Specialized fungal pathogen populations infect rice varieties with contrasting immune systems co-cultivated in a traditional agro-system, indicating the relevance of crop diversity to restricting epidemics in the landscape.
Cooperation theory and a novel synthetic infection system provides a mechanistic understanding of why a seemingly successful disease management strategy can have devastating consequences for infected hosts.
Hybridization and introgression blur species boundaries and broaden genetic diversity available for adaptation; and widespread introgression underpins the evolution of races of the generalist pathogen Albugo candida that specialise on different host plant species.
Allelic MLA immune receptors have an exceptional propensity to directly detect sequence-unrelated pathogen effectors and this feature might have facilitated functional diversification of the receptor in the host population.
Structure/function studies of a plant pathogen effector in complex with a host disease resistance protein domain reveal the molecular basis for recognition and underpin future engineering of immunity in crops.

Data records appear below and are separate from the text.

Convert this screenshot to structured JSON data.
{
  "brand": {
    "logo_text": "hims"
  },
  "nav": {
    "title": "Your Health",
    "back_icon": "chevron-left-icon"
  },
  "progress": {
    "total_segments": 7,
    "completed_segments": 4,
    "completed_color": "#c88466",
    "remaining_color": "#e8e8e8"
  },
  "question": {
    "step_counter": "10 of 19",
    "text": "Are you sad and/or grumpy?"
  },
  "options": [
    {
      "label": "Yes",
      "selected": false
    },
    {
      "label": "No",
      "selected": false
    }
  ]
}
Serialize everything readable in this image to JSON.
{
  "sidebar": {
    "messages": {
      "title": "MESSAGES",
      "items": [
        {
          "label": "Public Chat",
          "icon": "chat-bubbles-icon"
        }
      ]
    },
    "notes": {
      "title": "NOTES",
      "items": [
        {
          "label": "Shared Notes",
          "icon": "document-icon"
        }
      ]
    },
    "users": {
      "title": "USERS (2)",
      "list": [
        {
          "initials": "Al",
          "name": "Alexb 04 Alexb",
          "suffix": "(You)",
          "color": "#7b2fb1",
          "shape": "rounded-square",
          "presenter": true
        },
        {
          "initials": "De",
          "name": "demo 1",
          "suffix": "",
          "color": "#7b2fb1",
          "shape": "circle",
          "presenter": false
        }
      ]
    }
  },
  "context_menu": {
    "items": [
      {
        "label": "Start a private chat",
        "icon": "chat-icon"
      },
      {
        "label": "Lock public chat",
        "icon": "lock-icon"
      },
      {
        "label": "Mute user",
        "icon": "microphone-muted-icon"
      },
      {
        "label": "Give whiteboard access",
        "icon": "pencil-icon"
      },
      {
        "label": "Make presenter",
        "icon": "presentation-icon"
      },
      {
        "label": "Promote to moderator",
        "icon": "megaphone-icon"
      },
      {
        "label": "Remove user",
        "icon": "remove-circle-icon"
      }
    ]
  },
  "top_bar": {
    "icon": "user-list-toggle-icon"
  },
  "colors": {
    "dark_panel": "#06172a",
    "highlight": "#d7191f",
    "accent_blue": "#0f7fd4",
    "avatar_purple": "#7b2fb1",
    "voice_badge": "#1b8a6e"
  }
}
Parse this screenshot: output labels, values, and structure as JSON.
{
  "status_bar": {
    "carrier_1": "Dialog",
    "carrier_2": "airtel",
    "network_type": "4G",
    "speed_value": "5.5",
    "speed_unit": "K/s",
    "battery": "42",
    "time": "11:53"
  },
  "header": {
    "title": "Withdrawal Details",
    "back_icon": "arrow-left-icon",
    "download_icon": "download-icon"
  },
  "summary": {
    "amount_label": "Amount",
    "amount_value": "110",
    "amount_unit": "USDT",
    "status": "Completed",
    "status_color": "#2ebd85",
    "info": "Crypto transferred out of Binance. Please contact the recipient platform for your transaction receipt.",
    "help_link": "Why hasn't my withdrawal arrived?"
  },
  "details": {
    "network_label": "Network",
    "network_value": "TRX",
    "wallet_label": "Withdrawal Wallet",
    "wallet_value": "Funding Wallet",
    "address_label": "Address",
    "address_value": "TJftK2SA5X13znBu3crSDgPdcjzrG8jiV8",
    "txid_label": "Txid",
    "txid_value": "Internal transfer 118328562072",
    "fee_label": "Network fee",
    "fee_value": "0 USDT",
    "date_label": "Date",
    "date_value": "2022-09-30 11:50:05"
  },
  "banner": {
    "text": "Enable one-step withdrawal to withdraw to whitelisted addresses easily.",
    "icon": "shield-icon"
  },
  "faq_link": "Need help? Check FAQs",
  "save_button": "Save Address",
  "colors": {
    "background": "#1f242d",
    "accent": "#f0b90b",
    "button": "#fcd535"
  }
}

Structural and biochemical analysis of a protein called Ecp6, which is produced by a tomato fungus, reveals how the protein prevents plants from launching an immune response to the chitin in fungal cell walls.
A new biophysical model enables the reconciliation of ultrastructural and tissue level measurements on parameters affecting intercellular communication, and provides novel functional insight into experimental findings.